The potential implications of the Saudi-Iranian agreement extend beyond Yemen and Lebanon and could have significant consequences for Syria, where the two countries have backed opposing sides in the civil war.

While the war in Syria has officially ended, the country remains heavily divided, and the peace process is far from over. The conflict has caused immense suffering and displaced millions of people, and the international community has struggled to find a lasting solution.

Before the agreement, several Arab countries, including Saudi Arabia, had already started the process of reintegrating Syria into the region’s diplomatic fold. The UAE and Oman have been working to accelerate the rehabilitation of Syrian President Bashar al-Assad’s regime. Following the Saudi-Iranian agreement, Saudi Arabia may now be more willing to formalize diplomatic relations with Damascus.

“Any improvement in Saudi-Iranian ties is likely to be good news for Assad.

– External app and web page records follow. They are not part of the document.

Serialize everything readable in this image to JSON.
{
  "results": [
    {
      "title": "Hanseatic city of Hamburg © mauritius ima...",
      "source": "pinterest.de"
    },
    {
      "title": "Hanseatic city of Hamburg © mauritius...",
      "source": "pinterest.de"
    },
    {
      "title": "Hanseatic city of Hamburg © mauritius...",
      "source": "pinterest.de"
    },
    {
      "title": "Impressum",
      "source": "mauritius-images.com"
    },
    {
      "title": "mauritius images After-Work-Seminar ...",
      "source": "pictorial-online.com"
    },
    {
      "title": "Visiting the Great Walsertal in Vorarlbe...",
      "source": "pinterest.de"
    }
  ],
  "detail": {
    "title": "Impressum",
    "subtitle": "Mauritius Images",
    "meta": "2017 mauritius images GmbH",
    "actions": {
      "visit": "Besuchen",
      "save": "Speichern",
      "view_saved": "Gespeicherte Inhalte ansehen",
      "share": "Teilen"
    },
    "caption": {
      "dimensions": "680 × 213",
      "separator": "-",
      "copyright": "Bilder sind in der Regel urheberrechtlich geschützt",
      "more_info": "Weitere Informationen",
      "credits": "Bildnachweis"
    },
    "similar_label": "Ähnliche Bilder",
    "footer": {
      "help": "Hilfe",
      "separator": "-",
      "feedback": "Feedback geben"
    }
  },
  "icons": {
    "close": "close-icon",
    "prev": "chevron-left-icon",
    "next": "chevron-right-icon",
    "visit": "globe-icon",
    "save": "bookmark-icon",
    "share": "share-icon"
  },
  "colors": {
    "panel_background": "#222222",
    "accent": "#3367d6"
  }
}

Saudi resistance remains a key obstacle to Syria’s regional integration, looking at, for example, Arab League membership,” said Aron Lund, a fellow at Century International.

The improved relations between Saudi Arabia and Iran could create new opportunities for the Assad regime, which has faced significant international isolation and economic sanctions. However, it remains to be seen how the agreement will affect the broader peace process in Syria and whether it will lead to any significant changes on the ground.

There are also concerns that the agreement may strengthen the position of Iran-backed militias in Syria, further complicating efforts to achieve lasting peace in the country. The presence of these militias has been a significant obstacle to efforts to stabilize Syria, and the international community has struggled to find ways to address this issue.

While the Saudi-Iranian agreement may offer some hope for Syria, the situation remains complex, and it is unclear how it will play out in the long term. The international community must continue to work towards a lasting peace in Syria and address the underlying issues that have fuelled the conflict.

By MPC Journal Team

Middle East Politics and Culture Journal is an independent platform that provides reports and news on political affairs, security and defence, counterterrorism, and culture in the Middle East and North Africa.